That is because a 13 percent increase from May through July in demand for food staples—everyday things from bread to milk, cereal to soup—has nearly stripped them of supply.
"We recently had to temporarily adjust our intake policy to accommodate all the new people," said Carolyn Lake, director of community relations and development. "On top of all this, we just completed our weekly inventory and the situation is bleak."
Interfaith Food Pantry's clean, new warehouse in their recently-opened new main offices on Executive Drive in Morris Plains is nearly bare, save a few boxes.
"The boxes you see are primarily coffee and hygiene products," Lake said. "We have almost no donated food."
The organization's dearth of donations comes on the heels on the release of a United Way of Northern New Jersey study five years in the making that shows more than a third of New Jerseyans, 34 percent, do not make enough money for the basic family necessities. Called ALICE, "Asset Limited, Income-Constrained, Employed," the study looked at families and individuals who earned above the poverty level but are still struggling considerably in one of the richest states in the country.
"Some years ago, as the executive director of the in Morristown, I spent my days getting to know many who had hit rock-bottom," said John Franklin, CEO of United Way of Northern New Jersey. "I gained great sympathy for these individuals who were homeless and destitute. The more I got to know them, the more I learned. The majority were locals, many of
whom had surprising histories of good jobs, good educations and good families. Somehow life had conspired against them."

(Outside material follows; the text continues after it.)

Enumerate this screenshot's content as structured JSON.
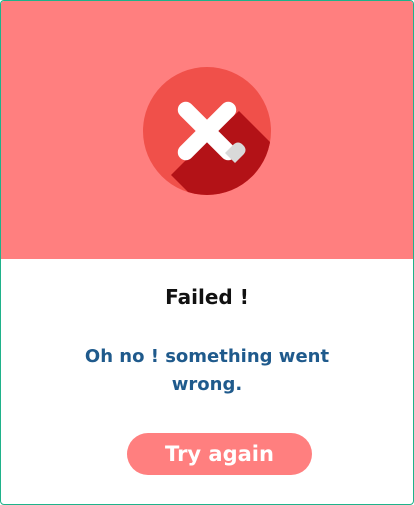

The ALICE report, Franklin said, was started to gain a better understanding of those who live "one crisis away from falling into poverty." While the families and individuals in the study technically make more than the federal poverty level of $22,113 per family and $11,344 per single adult (a rate not updated since 1974, according to the study), they make a lot less than what is needed to manage a healthy standard of living, he said.
According to the study, 30 percent of the people in New Jersey live in households earning too little to provide basic necessities, and more than half the jobs pay less than $20 an hour, or $41,600 a year, "most of those far less," Franklin said.
In Morris County, 23 percent are below the ALICE threshold, with five percent below the poverty line, according to the study. That is relatively low compared to other counties like Cumberland (47), Cape May (43) and Essex (43).
Morristown, along with Dover and Netcong, have the most families below the ALICE threshold in the Morris County, between 41 and 75 percent. Morris Township and Morris Plains have the second lowest rate, between 11 and 20 percent. Harding Township is the only municipality in Morris County with the lowest recorded rate of families below the ALICE threshold according to the study, between 8 and 10 percent.
No matter the location, Lake said many people from the entire area continue to seek the services of Interfaith Food Pantry and other like-minded organizations. "So far this year, we have distributed nearly 400,000 pounds of food, serving almost 6,000 people," she said.
The organization has just placed a large order of food with a distributor, ensuring they will continue to be able to serve the community. However, Lake is calling on those in the community that can help to do so.
"We need companies, houses of worship, civic groups and now that the schools are getting back in session, all those kids to start doing drives again," she said. "More than a thousand different households a month are depending on us."
Donations are accepted at Interfaith Food Pantry's warehouse at 2 Executive Drive, Morris Plains, from 9:30 a.m. to 4:30 p.m. Monday through Thursday. The most current needs and more information can be found at their website.